An Orphan process is a computer process whose parent process has finished or terminated, though it remains running itself. In Normally an orphan means someone whose parents are dead the same thing is followed here. A running process whose parents are dead, that means parents are either terminated, killed or exited but the child process is still alive.
In a Unix-like operating system any orphaned process will be immediately adopted by the special init system process: the kernel sets the parent to init. This operation is called re-parenting and occurs automatically. Even though technically the process has the “init” process as its parent, it is still called an orphan process since the process that originally created it no longer exists.
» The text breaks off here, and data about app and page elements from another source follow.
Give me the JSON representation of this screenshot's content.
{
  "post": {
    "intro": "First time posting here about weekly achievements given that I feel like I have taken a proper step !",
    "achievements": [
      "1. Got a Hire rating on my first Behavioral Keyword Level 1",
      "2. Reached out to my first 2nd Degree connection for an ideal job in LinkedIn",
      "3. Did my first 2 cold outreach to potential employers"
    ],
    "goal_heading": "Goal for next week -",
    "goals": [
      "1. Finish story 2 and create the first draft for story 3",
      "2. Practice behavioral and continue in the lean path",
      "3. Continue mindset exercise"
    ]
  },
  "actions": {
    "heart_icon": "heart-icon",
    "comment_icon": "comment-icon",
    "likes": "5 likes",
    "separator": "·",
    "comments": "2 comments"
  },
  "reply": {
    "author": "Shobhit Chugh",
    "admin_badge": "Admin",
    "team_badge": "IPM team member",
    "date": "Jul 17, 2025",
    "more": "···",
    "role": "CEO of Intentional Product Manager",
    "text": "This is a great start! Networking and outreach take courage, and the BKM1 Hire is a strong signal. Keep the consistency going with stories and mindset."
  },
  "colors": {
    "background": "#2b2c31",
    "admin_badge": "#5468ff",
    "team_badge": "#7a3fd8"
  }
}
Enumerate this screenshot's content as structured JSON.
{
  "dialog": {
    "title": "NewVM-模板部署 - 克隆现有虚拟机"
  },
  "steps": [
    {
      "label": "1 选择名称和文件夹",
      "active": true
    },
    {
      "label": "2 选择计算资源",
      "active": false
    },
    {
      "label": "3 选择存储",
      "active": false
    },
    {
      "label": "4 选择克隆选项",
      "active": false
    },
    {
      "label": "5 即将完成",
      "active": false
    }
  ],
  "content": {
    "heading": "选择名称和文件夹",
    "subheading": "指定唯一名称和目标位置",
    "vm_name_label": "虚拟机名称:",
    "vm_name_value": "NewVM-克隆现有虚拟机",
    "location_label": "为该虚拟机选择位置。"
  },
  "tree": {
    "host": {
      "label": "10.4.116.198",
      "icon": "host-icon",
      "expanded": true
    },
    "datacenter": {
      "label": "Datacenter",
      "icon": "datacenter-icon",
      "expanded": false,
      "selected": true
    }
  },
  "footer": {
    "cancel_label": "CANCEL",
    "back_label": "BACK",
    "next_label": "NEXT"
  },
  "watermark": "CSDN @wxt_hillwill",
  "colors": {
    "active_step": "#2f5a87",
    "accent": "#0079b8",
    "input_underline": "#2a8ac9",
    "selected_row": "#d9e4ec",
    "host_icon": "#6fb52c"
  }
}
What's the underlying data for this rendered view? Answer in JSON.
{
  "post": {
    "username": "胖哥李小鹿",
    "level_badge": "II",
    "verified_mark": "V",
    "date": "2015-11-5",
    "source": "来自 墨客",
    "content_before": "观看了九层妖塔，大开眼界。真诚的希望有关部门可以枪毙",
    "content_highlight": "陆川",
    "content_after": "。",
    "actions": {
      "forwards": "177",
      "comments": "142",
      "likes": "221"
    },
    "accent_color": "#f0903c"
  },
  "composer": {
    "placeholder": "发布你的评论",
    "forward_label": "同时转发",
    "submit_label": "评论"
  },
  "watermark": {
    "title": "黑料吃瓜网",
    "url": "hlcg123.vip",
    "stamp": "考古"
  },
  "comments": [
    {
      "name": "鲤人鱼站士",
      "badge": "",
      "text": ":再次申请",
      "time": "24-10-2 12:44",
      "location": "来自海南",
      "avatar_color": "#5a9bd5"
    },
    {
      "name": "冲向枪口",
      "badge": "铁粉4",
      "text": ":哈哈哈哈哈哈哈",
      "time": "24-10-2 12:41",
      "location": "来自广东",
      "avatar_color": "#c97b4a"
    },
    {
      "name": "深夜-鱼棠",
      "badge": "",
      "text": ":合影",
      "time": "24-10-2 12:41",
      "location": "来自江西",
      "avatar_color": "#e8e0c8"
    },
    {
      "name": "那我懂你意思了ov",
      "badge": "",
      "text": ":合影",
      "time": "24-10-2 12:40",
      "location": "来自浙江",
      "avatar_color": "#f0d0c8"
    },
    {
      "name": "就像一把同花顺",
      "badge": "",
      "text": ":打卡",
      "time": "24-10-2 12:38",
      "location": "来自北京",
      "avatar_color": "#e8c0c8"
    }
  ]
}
In other systems orphaned processes are immediately terminated by the kernel.
Killing a Orphan Process:
As orphaned processes waste server resources, so we need to kill those orphan processes.
To kill a orphan process is same as killing a normal process.
# kill -15 <PID>
If that don’t work then simply use
# kill -9 <PID>